Julia Mancuso, professional skier and three-time Olympic medalist, knows a thing or two about sun protection. Not only is she religious about shielding her skin on the slopes, she’s the granddaughter of a dermatologist. So when she was asked to team up with the American Academy of Dermatology for their SPOT Skin Cancer initiative to raise awareness for skin cancer, it was the perfect fit. As a “SPOTlighter” for the campaign, Mancuso is spreading the word to better the public’s understanding of the deadly disease and motivate them to change their behavior to prevent and detect skin cancer.
Tell me about the SPOT Skin Cancer Campaign and why it’s important to you. “I grew up being really in tune with taking care of my skin and wearing sunscreen and taking the right steps to protect myself on all occasions. I actually preach to my teammates all of the time, saying, ‘Make sure you’re wearing sunscreen!’ And then my grandpa mentioned something about the America Academy of Dermatology, and working with them and how they were coming up with a new campaign. They contacted me and it was just a real natural introduction and fit to help promote the campaign.”

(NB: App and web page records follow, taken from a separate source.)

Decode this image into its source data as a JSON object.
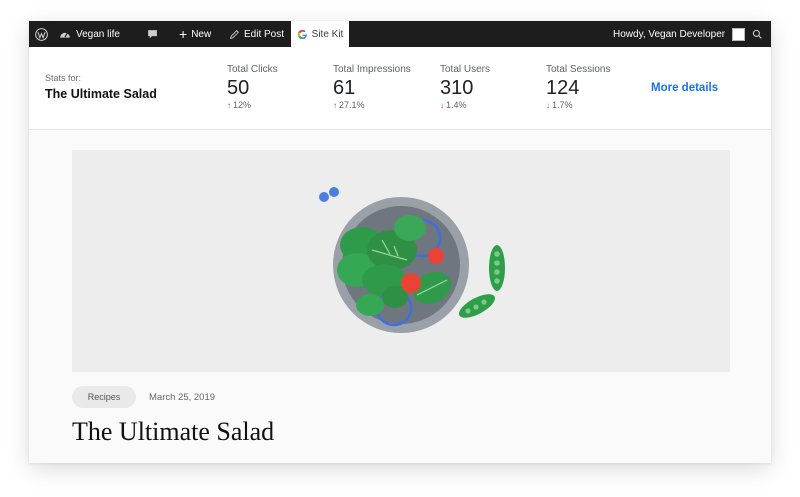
{
  "admin_bar": {
    "site_name": "Vegan life",
    "new_label": "New",
    "edit_post_label": "Edit Post",
    "site_kit_label": "Site Kit",
    "howdy": "Howdy, Vegan Developer",
    "icons": [
      "wordpress-icon",
      "dashboard-icon",
      "comment-icon",
      "plus-icon",
      "pencil-icon",
      "google-icon",
      "avatar",
      "search-icon"
    ]
  },
  "stats": {
    "stats_for_label": "Stats for:",
    "page_title": "The Ultimate Salad",
    "metrics": [
      {
        "label": "Total Clicks",
        "value": "50",
        "change": "12%",
        "direction": "up"
      },
      {
        "label": "Total Impressions",
        "value": "61",
        "change": "27.1%",
        "direction": "up"
      },
      {
        "label": "Total Users",
        "value": "310",
        "change": "1.4%",
        "direction": "down"
      },
      {
        "label": "Total Sessions",
        "value": "124",
        "change": "1.7%",
        "direction": "down"
      }
    ],
    "more_details": "More details"
  },
  "post": {
    "category": "Recipes",
    "date": "March 25, 2019",
    "title": "The Ultimate Salad"
  },
  "colors": {
    "admin_bar_bg": "#1d1d1d",
    "link_blue": "#1a73e8",
    "up_green": "#1e8e3e",
    "down_red": "#d93025",
    "salad_green": "#2e9e48",
    "tomato_red": "#ea4335"
  }
}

Many people mistakenly think they only need sunscreen during the summer or at the beach, so why is sun protection important year round? “It’s so important—especially for someone like me who spends so much time outdoors training in the sun in the winter. In the past, I’ve been guilty of having a goggle tan, so that’s the first indication to me that you get a lot of sun outside in the snow, even when there are clouds and you think that it’s not penetrating. I’m proud to say that I haven’t had a goggle tan since I was a young girl. It’s really important to protect yourself at all times.” What’s your sun protection plan when you’re training? “Every morning, I wake up and put on a moisturizer that has SPF 30, and then I put a regular sunscreen on top of that. We spend a lot of time training and then take a break in the lodge so I always reapply when I go inside or I keep it with my water, so anytime I stop for a drink, it reminds me to put more sunscreen on. In the summer when we’re training outside in high elevation for glacier skiing, I try to wear a handkerchief to block sun reflecting off the snow, too.”

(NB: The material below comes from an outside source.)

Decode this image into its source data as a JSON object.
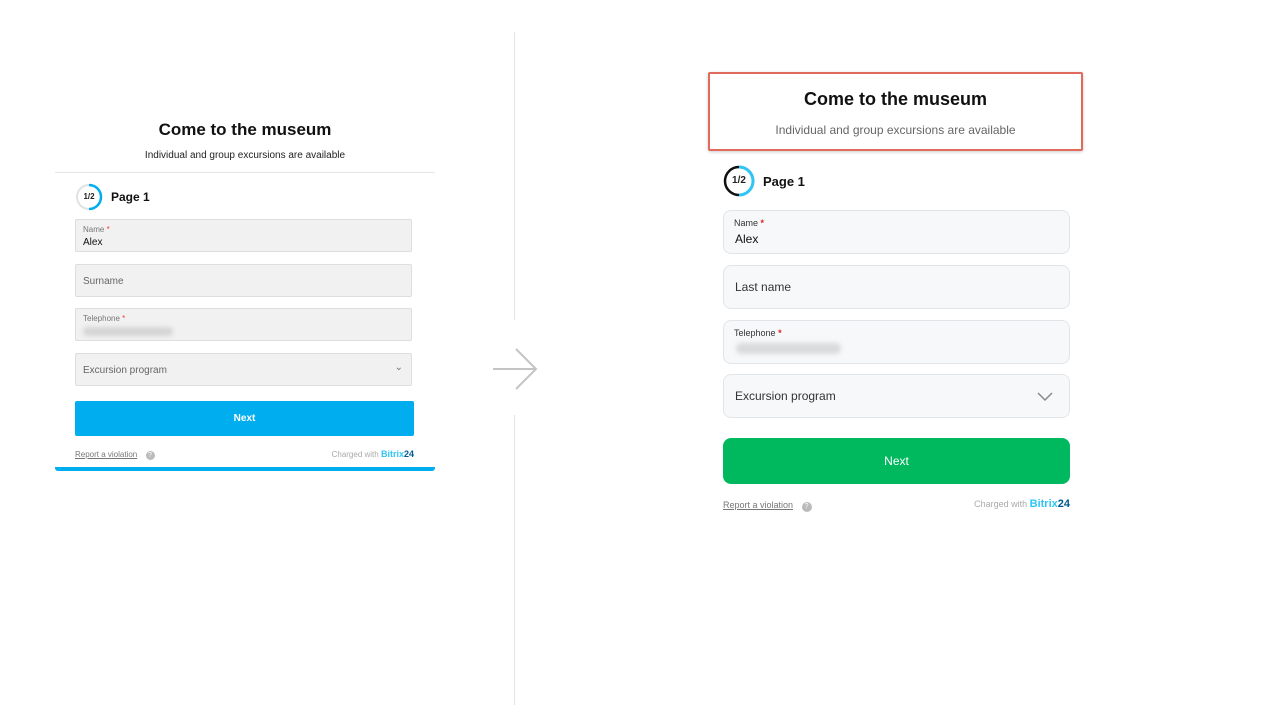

Do you have any favorite sweat-proof sunblock products? “I like wearing Shiseido products—they’re really great for all-weather protection. I like to wear the Shiseido Sun Protection Liquid Foundation ($35, shiseido.com). I think that it’s nice you can get a little coverage when your skin gets red from being outside.”

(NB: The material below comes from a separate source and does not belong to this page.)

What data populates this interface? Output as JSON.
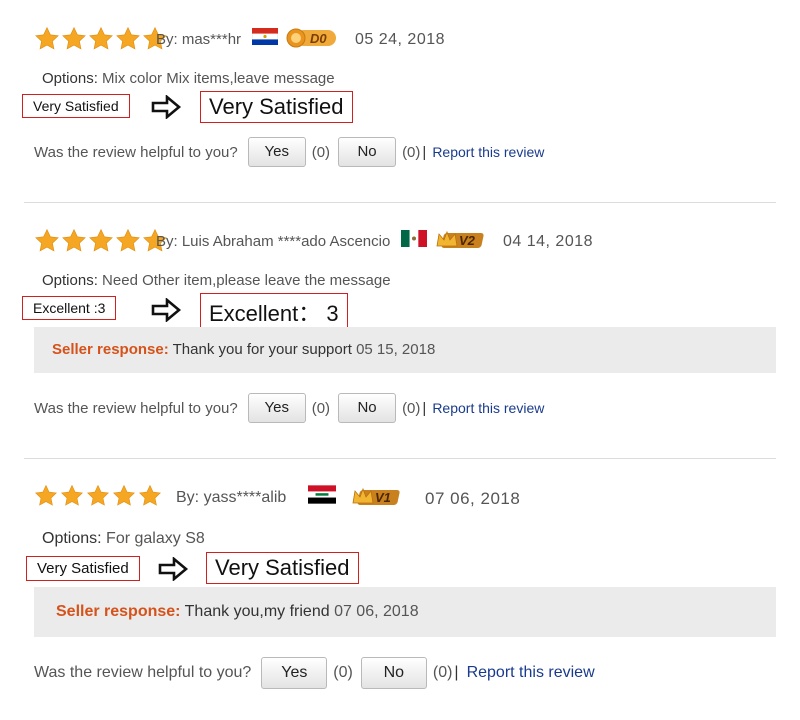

What are your other beauty must-haves? “Well, recently, I’ve been using Osea Malibu, they use all-organic algae in their products. I use the Essential Hydrating Oil ($28, oseamalibu.com), which I find really good in the winter because you’re not putting heavy creams on. You can moisturize with a clean oil, even just the spots that get dry, and then you’re not putting on too much product that feels heavy underneath scarves and hats.”
What are some of the best exercises skiers can do to become stronger? “A basic squat is the most typical exercise because skiing involves a lot of core strength and quads and glutes, but for me, I think the biggest myth for skiers is that you want to have really strong quads, but it’s actually that you want to balance your hamstrings and quads. So when I’m doing a lot of exercises, I focus on lifting my tailbone coming up so I’m really engaging my hamstrings as well which prevents knee injury.”
How do you like to stay in shape during the off-season? “I think a great thing for skiers is biking. I really like to ride my road bike, so I do a lot of road biking and spend time in the gym doing squats and Olympic lifting and jumping. Agility work, box jumps and other plyometrics are great for skiing.”